Mickey Hart Presents Musica Universalis at The American Museum of Natural History

Join legendary Grateful Dead drummer Mickey Hart for a unique program at the Museum. The evening begins with a walk-through of the special exhibition Our Senses: An Immersive Experience featuring a curated soundscape based on Hart’s recently released album, RAMU. Then, join Hart in the Hayden Planetarium Dome for an electrifying live performance of Musica Universalis, created in collaboration with the Museum’s Director of Astrovisualization Carter Emmart. The show will be followed by a discussion with neuroscientist Adam Gazzaley and Our Senses Curator Rob DeSalle. Ticket holders will take home a signed statement and a copy of Hart’s album, RAMU.

Dates: Friday, April 13 and Saturday, April 14, 2018
Time: 7PM
Location: American Museum of Natural History – Enter at 81st Street
Tickets: $225 – Includes one drink plus a special edition of the new album RAMU on vinyl.
21+ and over with ID

Tickets On Sale Now – Enter code MickeyFF when you purchase tickets and you'll save $75 per ticket.
April 13th – Friday Night: https://ticketing.amnh.org/#/event/196836
April 14th – Saturday Night: https://ticketing.amnh.org/#/event/196837

More Info: http://bit.ly/MusicaUniversalisInfo

About the Performer 

Mickey Hart is best known as a drummer in the Grateful Dead, which for three decades channeled the voices and visions of rock’s psychedelic counterculture. Touring with Dead & Company these last few years, Hart continues to perform the music of the iconic band, and embodies its enduring legacy. The multiple Grammy Award-winning Hart was inducted into the Rock and Roll Hall of Fame, and named to Rolling Stone’s list of 100 greatest drummers of all time.

About the Participants 

Rob DeSalle works in molecular systematics, microbial evolution, and genomics. His current research concerns the development of bioinformatic tools to handle large-scale genomics problems using phylogenetic systematic approaches. He has worked closely with colleagues from Cold Spring Harbor Labs, New York University, and the New York Botanical Garden on seed plant genomics and development of tools to establish gene family membership on a genome-wide scale. His group also focuses on microbial genomics, taxonomy, and systematics. In particular, they approach tree of life questions concerning microbial life using whole genome information. He also dabbles in Drosophila systematics.

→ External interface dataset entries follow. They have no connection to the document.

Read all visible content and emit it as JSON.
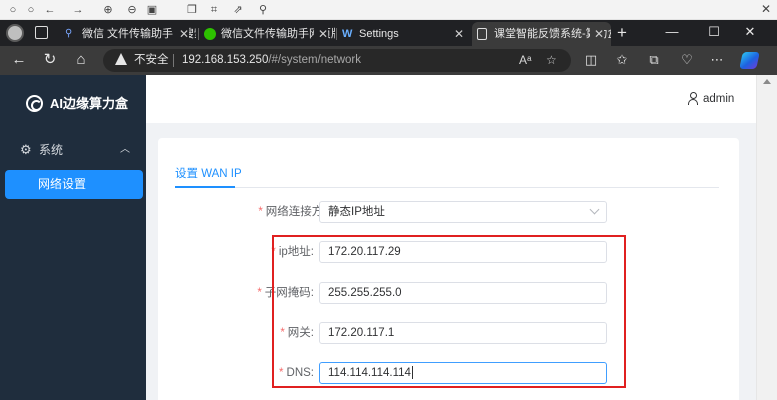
{
  "browser": {
    "mini_toolbar": {
      "icons": [
        "dot-icon",
        "dot-icon",
        "back-icon",
        "forward-icon",
        "zoom-in-icon",
        "zoom-out-icon",
        "fit-icon",
        "copy-icon",
        "screenshot-icon",
        "share-icon",
        "pin-icon"
      ],
      "close": "✕"
    },
    "tabs": [
      {
        "title": "微信 文件传输助手 - 搜索",
        "favicon": "search-icon",
        "active": false
      },
      {
        "title": "微信文件传输助手网页版",
        "favicon": "wechat-icon",
        "active": false
      },
      {
        "title": "Settings",
        "favicon": "settings-app-icon",
        "active": false
      },
      {
        "title": "课堂智能反馈系统-算力盒子",
        "favicon": "page-icon",
        "active": true
      }
    ],
    "tab_close": "✕",
    "new_tab": "+",
    "window_controls": {
      "minimize": "—",
      "maximize": "☐",
      "close": "✕"
    },
    "address": {
      "security": "不安全",
      "host": "192.168.153.250",
      "path": "/#/system/network"
    },
    "nav_icons": {
      "back": "←",
      "reload": "↻",
      "home": "⌂"
    }
  },
  "app": {
    "logo_text": "AI边缘算力盒",
    "user": "admin",
    "sidebar": {
      "group_label": "系统",
      "items": [
        {
          "label": "网络设置",
          "active": true
        }
      ]
    },
    "form": {
      "tab_label": "设置 WAN IP",
      "connection_type": {
        "label": "网络连接方式:",
        "value": "静态IP地址"
      },
      "ip": {
        "label": "ip地址:",
        "value": "172.20.117.29"
      },
      "subnet": {
        "label": "子网掩码:",
        "value": "255.255.255.0"
      },
      "gateway": {
        "label": "网关:",
        "value": "172.20.117.1"
      },
      "dns": {
        "label": "DNS:",
        "value": "114.114.114.114"
      },
      "required_mark": "*"
    }
  },
  "colors": {
    "sidebar_bg": "#1f2d3d",
    "accent": "#1e90ff",
    "highlight_box": "#e02020",
    "required": "#f56c6c"
  }
}
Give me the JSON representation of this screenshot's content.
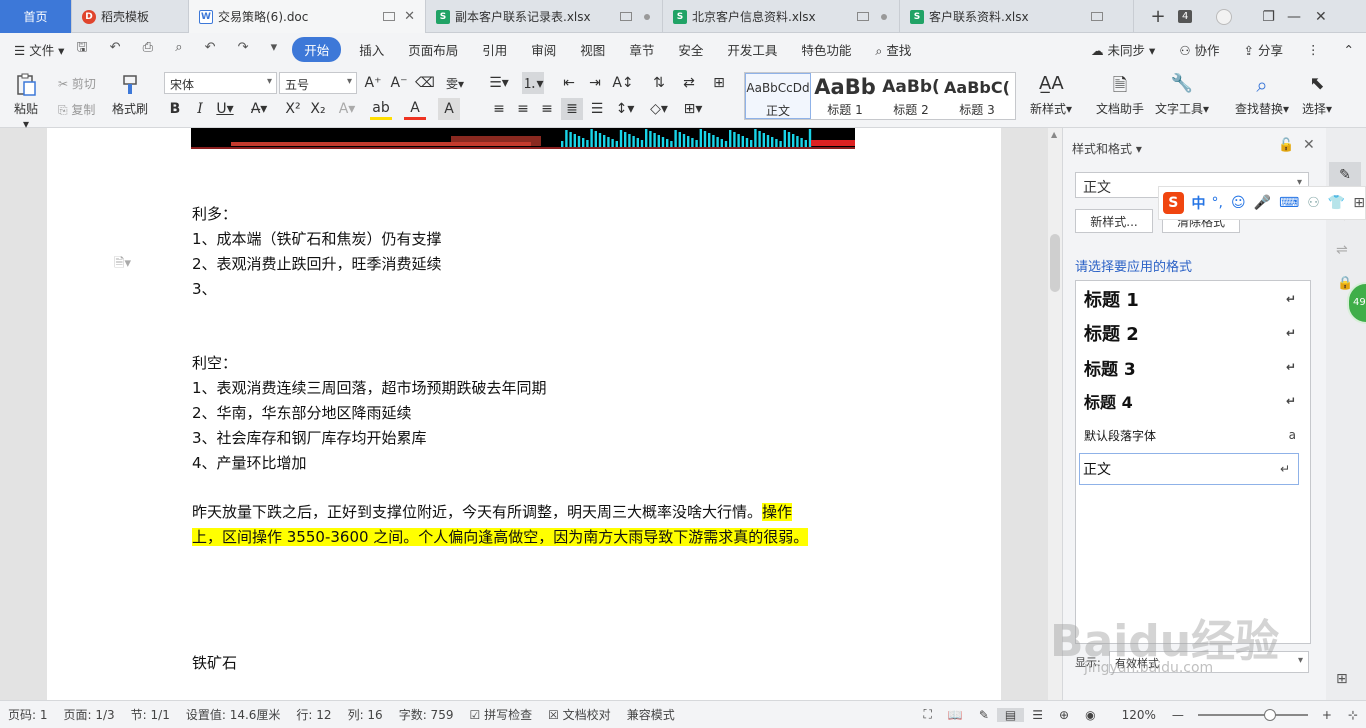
{
  "tabs": {
    "home": "首页",
    "items": [
      {
        "label": "稻壳模板",
        "icon": "daoke-icon"
      },
      {
        "label": "交易策略(6).doc",
        "icon": "word-doc-icon"
      },
      {
        "label": "副本客户联系记录表.xlsx",
        "icon": "spreadsheet-icon"
      },
      {
        "label": "北京客户信息资料.xlsx",
        "icon": "spreadsheet-icon"
      },
      {
        "label": "客户联系资料.xlsx",
        "icon": "spreadsheet-icon"
      }
    ],
    "tab_count": "4"
  },
  "menu": {
    "file": "文件",
    "items": [
      "开始",
      "插入",
      "页面布局",
      "引用",
      "审阅",
      "视图",
      "章节",
      "安全",
      "开发工具",
      "特色功能"
    ],
    "search": "查找",
    "sync": "未同步",
    "collab": "协作",
    "share": "分享"
  },
  "ribbon": {
    "paste": "粘贴",
    "cut": "剪切",
    "copy": "复制",
    "format_painter": "格式刷",
    "font_name": "宋体",
    "font_size": "五号",
    "styles": [
      {
        "preview": "AaBbCcDd",
        "label": "正文"
      },
      {
        "preview": "AaBb",
        "label": "标题 1"
      },
      {
        "preview": "AaBb(",
        "label": "标题 2"
      },
      {
        "preview": "AaBbC(",
        "label": "标题 3"
      }
    ],
    "new_style": "新样式",
    "doc_helper": "文档助手",
    "text_tools": "文字工具",
    "find_replace": "查找替换",
    "select": "选择"
  },
  "document": {
    "lines": [
      "利多：",
      "1、成本端（铁矿石和焦炭）仍有支撑",
      "2、表观消费止跌回升，旺季消费延续",
      "3、",
      "利空：",
      "1、表观消费连续三周回落，超市场预期跌破去年同期",
      "2、华南，华东部分地区降雨延续",
      "3、社会库存和钢厂库存均开始累库",
      "4、产量环比增加"
    ],
    "para1_plain": "昨天放量下跌之后，正好到支撑位附近，今天有所调整，明天周三大概率没啥大行情。",
    "para1_hl1": "操作",
    "para2_hl": "上，区间操作 3550-3600 之间。个人偏向逢高做空，因为南方大雨导致下游需求真的很弱。",
    "iron_ore": "铁矿石"
  },
  "panel": {
    "title": "样式和格式",
    "current_style": "正文",
    "new_style_btn": "新样式...",
    "clear_format_btn": "清除格式",
    "apply_label": "请选择要应用的格式",
    "styles": [
      {
        "label": "标题 1",
        "mark": "↵"
      },
      {
        "label": "标题 2",
        "mark": "↵"
      },
      {
        "label": "标题 3",
        "mark": "↵"
      },
      {
        "label": "标题 4",
        "mark": "↵"
      },
      {
        "label": "默认段落字体",
        "mark": "a"
      },
      {
        "label": "正文",
        "mark": "↵"
      }
    ],
    "show_label": "显示:",
    "show_value": "有效样式"
  },
  "status": {
    "page": "页码: 1",
    "pages": "页面: 1/3",
    "section": "节: 1/1",
    "setting": "设置值: 14.6厘米",
    "row": "行: 12",
    "col": "列: 16",
    "words": "字数: 759",
    "spell": "拼写检查",
    "proof": "文档校对",
    "compat": "兼容模式",
    "zoom": "120%"
  },
  "ime": {
    "zh": "中",
    "punct": "°,"
  },
  "badge": "49",
  "watermark": {
    "main": "Baidu经验",
    "sub": "jingyan.baidu.com"
  },
  "colors": {
    "accent": "#3d78d8",
    "highlight": "#ffff00",
    "excel": "#21a366"
  }
}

Carter Emmart, the Museum's director of astrovisualization, has been involved in all five of the Museum’s Space Shows, four of which are now playing in planetariums all over the world. Emmart was one of the original Museum team members on the NASA-funded Digital Galaxy Project that helped redefine how a planetarium theater can present science to the public through immersive data visualization.

Adam Gazzaley obtained an M.D. and a Ph.D. in Neuroscience at the Mount Sinai School of Medicine in New York and completed neurology residency at the University of Pennsylvania and his postdoctoral training in cognitive neuroscience at University of California, Berkeley. He is now professor in neurology, physiology and psychiatry at University of California, San Francisco, and the founder and executive director of Neuroscape, a translational neuroscience center engaged in technology creation and scientific research. He designs and develops novel brain assessment and optimization tools to impact education, wellness, and medicine practices.